RECORD EXCERPTS:
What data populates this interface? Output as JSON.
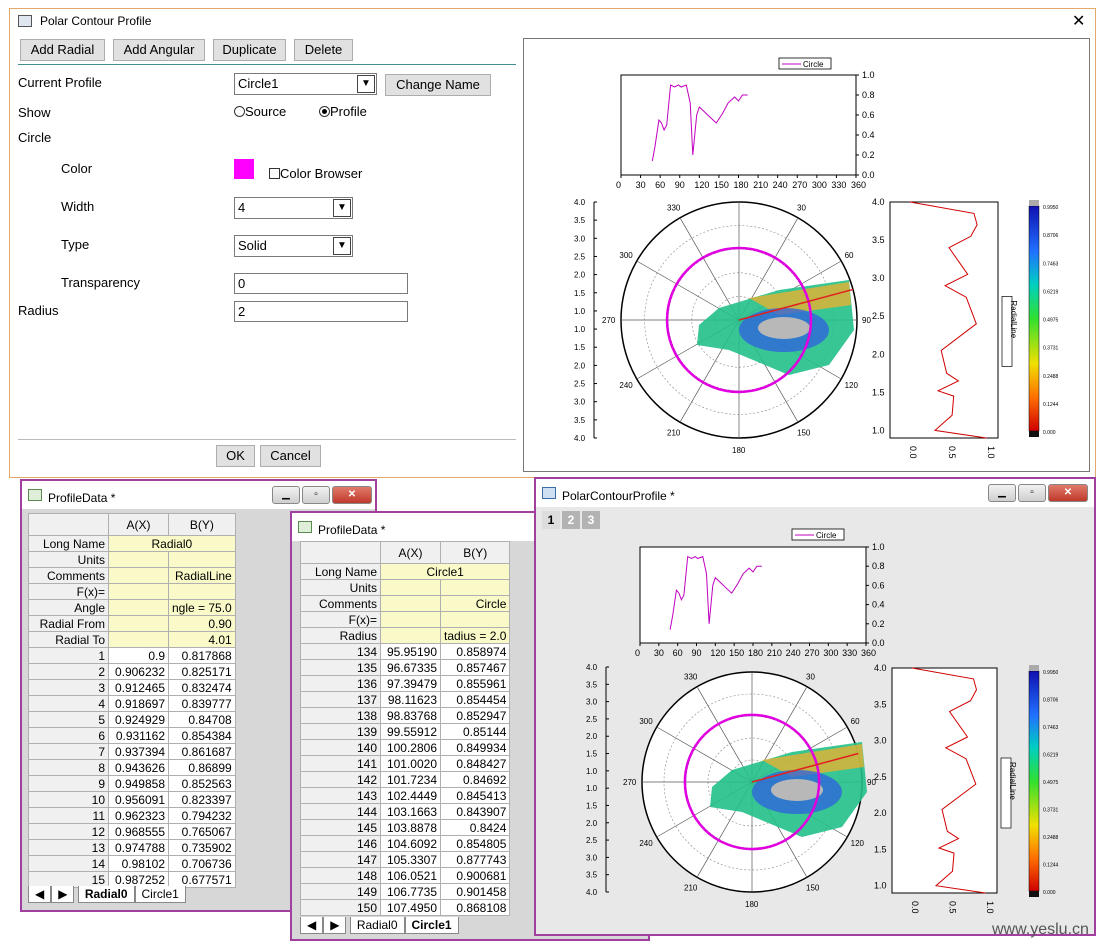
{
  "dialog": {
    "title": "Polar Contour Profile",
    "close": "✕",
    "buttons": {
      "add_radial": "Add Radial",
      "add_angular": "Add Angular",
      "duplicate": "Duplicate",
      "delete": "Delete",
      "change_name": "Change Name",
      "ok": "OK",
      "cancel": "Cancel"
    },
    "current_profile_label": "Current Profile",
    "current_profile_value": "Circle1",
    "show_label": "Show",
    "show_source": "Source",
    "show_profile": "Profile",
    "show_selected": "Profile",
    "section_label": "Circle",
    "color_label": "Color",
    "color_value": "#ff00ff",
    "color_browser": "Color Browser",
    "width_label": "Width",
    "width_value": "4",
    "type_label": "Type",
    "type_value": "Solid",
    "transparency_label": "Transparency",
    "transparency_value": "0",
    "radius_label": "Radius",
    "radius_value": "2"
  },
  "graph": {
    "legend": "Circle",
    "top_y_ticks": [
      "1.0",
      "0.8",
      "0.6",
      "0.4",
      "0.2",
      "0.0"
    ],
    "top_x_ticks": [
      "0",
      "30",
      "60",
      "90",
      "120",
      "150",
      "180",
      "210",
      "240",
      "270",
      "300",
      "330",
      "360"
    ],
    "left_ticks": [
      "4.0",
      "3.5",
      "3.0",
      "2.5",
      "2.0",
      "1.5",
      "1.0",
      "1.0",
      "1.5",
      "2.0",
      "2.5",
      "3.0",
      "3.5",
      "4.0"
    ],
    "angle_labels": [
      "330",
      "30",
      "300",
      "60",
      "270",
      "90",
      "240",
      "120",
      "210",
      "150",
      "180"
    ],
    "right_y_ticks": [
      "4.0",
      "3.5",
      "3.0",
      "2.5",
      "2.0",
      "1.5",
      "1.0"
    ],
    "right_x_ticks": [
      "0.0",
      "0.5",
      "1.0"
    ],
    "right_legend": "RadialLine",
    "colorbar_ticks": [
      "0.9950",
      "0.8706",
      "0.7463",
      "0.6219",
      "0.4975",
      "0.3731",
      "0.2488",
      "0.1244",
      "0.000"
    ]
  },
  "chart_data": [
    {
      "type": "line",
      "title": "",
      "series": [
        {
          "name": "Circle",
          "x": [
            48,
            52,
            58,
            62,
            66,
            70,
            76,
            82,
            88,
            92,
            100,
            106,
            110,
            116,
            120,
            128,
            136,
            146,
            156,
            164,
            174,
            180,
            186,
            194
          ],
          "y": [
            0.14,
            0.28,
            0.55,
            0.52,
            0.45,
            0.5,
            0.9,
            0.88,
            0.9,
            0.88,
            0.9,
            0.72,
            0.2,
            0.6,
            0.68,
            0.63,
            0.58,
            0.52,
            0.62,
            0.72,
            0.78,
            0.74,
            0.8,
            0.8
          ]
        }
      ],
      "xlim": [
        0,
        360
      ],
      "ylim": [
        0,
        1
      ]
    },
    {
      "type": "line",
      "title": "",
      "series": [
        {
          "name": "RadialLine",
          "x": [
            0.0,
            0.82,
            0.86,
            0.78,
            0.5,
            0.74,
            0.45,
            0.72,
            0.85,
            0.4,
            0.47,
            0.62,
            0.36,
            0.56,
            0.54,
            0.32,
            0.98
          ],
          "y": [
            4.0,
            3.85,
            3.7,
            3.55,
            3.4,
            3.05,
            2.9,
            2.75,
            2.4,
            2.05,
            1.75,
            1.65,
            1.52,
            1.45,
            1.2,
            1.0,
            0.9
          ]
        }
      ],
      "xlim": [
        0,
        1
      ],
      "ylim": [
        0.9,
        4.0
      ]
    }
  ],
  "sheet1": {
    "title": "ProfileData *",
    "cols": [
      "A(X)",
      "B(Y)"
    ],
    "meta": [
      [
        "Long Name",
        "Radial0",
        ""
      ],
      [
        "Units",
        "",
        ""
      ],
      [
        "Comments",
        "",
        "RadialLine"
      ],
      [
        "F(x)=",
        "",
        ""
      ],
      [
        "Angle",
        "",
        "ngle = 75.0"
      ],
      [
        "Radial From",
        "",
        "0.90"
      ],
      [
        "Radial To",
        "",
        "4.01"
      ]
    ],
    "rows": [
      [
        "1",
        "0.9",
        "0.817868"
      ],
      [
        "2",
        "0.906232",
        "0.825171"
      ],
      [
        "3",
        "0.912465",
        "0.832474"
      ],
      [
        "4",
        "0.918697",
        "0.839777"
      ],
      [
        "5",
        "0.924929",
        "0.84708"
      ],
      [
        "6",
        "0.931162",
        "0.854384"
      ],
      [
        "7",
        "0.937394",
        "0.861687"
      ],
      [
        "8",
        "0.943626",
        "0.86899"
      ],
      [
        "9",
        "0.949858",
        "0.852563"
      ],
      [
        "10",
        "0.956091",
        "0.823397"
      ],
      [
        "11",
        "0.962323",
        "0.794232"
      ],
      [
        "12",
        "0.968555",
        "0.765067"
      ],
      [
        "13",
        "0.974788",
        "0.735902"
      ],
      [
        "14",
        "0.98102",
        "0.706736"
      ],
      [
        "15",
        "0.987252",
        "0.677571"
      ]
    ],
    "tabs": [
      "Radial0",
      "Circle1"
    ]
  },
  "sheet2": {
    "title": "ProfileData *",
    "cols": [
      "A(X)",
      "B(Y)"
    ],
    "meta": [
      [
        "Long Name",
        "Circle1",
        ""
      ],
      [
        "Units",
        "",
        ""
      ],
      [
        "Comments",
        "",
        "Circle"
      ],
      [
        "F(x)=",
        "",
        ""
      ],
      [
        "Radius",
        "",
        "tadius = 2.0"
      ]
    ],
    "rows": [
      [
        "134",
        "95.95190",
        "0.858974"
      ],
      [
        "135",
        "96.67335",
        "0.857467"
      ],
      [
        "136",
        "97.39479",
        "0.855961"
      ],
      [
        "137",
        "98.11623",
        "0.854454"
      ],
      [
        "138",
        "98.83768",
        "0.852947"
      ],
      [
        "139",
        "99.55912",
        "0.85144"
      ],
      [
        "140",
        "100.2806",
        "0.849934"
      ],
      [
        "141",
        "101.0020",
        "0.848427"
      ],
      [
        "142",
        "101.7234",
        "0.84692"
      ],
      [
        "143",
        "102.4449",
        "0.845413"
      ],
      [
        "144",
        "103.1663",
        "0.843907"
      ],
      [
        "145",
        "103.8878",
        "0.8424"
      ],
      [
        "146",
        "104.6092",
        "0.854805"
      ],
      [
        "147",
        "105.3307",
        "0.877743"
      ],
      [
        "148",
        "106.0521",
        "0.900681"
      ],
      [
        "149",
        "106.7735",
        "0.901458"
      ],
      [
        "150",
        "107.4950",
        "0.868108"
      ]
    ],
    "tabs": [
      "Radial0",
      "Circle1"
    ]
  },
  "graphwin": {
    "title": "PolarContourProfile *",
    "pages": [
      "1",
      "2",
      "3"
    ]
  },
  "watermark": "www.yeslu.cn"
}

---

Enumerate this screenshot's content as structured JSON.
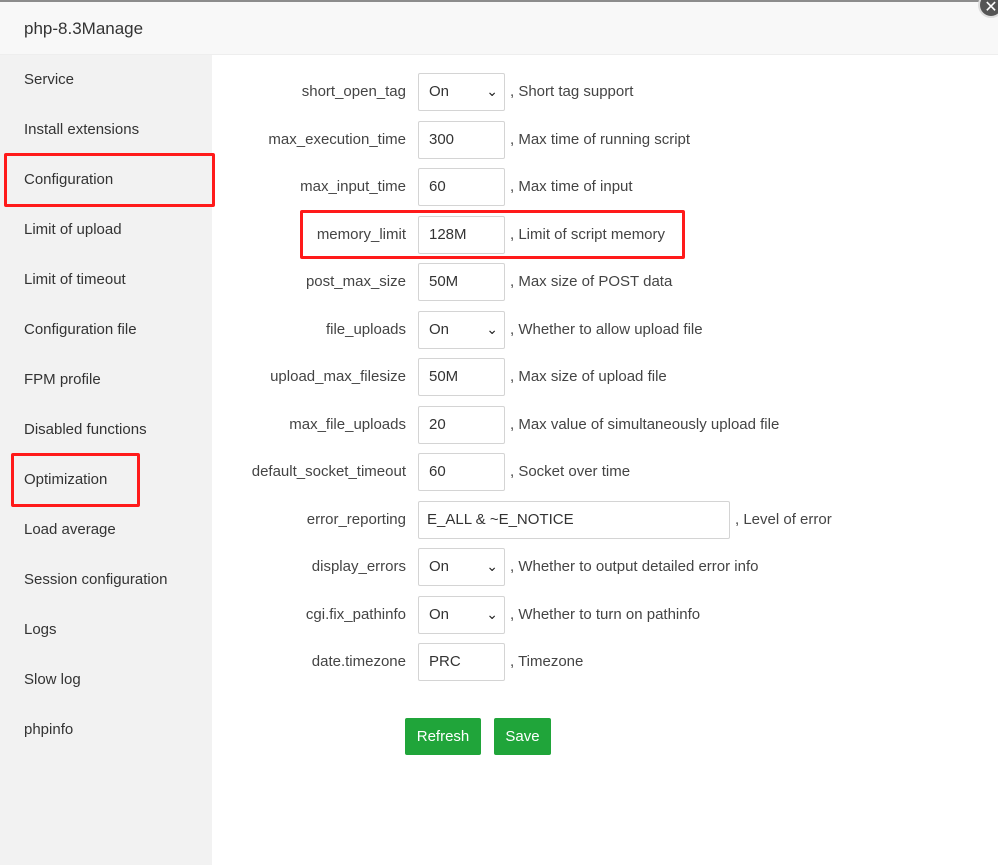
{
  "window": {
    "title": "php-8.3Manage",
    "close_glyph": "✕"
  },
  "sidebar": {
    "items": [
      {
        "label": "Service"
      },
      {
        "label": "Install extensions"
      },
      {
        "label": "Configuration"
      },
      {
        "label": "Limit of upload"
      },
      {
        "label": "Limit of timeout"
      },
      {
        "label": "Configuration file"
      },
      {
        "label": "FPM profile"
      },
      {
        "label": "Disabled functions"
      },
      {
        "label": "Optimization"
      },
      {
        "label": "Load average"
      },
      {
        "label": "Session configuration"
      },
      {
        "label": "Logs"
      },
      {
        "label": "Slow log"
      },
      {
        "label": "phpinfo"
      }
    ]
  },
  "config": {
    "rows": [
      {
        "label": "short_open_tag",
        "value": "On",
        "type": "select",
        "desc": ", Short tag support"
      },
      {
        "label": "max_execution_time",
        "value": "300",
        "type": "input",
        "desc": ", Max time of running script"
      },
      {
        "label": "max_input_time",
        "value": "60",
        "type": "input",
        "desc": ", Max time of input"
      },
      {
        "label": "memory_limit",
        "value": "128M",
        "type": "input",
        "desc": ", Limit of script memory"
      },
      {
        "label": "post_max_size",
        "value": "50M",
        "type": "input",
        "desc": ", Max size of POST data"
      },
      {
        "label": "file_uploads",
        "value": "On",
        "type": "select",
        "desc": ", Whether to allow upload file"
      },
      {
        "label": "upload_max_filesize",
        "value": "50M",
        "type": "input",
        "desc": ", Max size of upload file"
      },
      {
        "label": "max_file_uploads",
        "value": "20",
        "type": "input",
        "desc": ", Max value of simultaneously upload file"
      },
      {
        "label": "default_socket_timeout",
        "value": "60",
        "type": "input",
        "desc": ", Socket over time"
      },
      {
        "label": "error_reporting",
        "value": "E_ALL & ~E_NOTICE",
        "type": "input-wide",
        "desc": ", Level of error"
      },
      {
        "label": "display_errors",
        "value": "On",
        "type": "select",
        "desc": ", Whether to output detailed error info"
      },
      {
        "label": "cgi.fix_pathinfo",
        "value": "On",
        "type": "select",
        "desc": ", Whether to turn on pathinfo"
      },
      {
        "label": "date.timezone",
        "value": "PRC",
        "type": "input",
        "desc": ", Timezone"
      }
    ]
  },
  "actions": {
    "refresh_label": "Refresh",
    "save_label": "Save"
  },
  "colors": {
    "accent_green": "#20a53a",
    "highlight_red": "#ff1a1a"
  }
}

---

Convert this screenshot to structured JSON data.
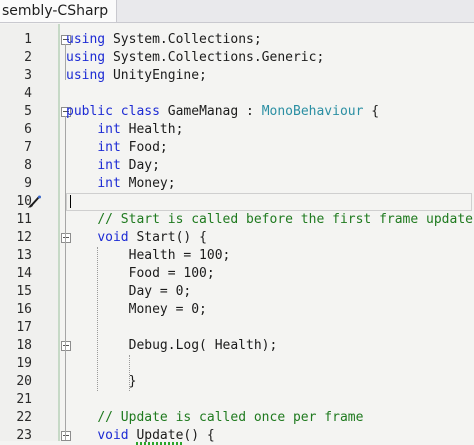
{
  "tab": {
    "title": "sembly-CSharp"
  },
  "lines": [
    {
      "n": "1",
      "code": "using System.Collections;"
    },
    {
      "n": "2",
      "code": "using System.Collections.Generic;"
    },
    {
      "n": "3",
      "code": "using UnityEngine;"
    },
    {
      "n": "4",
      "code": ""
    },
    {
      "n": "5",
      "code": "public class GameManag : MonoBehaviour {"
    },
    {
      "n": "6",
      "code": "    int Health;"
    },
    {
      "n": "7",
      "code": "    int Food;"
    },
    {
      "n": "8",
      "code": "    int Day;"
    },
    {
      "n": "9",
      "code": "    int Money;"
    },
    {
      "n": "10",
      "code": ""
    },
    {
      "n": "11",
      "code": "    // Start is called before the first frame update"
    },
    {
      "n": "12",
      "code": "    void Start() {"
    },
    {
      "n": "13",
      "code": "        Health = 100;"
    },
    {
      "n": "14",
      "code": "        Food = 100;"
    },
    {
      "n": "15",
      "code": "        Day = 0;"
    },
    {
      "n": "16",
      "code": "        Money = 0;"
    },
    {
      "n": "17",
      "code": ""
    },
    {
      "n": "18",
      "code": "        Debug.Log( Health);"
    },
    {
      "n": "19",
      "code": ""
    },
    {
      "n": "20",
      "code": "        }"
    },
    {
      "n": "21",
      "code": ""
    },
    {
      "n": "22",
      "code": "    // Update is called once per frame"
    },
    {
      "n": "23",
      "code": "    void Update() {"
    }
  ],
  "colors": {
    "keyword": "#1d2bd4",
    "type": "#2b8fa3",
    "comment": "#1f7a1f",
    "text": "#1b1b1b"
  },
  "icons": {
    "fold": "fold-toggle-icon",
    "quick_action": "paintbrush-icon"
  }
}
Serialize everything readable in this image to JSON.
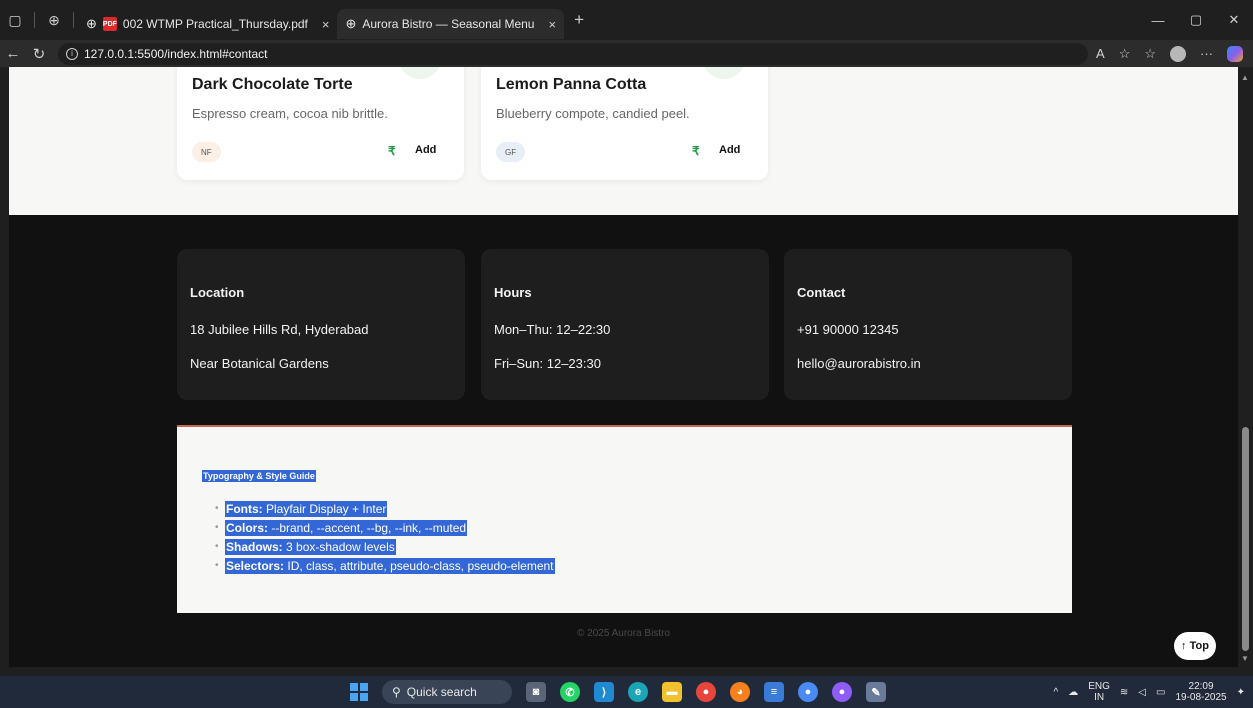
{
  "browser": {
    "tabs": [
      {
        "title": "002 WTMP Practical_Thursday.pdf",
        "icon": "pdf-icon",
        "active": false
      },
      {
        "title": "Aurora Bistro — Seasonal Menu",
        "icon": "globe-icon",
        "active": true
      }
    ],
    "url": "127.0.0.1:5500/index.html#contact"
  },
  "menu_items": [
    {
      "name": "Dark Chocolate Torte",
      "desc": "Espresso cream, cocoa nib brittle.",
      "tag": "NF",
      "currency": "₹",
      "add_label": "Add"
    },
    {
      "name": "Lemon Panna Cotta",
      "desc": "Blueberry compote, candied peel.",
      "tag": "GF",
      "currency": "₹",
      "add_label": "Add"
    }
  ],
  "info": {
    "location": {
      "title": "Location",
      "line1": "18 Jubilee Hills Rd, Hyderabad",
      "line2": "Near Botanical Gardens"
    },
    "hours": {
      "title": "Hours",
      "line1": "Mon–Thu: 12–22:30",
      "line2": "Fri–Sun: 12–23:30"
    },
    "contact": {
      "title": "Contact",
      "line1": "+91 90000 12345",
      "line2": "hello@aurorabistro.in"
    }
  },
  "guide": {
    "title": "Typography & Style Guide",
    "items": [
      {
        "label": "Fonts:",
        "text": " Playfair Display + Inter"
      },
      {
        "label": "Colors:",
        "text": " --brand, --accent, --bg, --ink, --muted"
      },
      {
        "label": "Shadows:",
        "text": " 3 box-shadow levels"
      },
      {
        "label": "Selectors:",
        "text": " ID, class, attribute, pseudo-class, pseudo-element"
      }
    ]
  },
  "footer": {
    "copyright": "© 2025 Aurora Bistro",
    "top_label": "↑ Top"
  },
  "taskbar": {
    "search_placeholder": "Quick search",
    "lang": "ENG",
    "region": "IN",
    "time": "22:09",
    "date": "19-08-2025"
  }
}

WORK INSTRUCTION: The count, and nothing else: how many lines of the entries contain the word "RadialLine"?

SOLVED PROBLEM: 3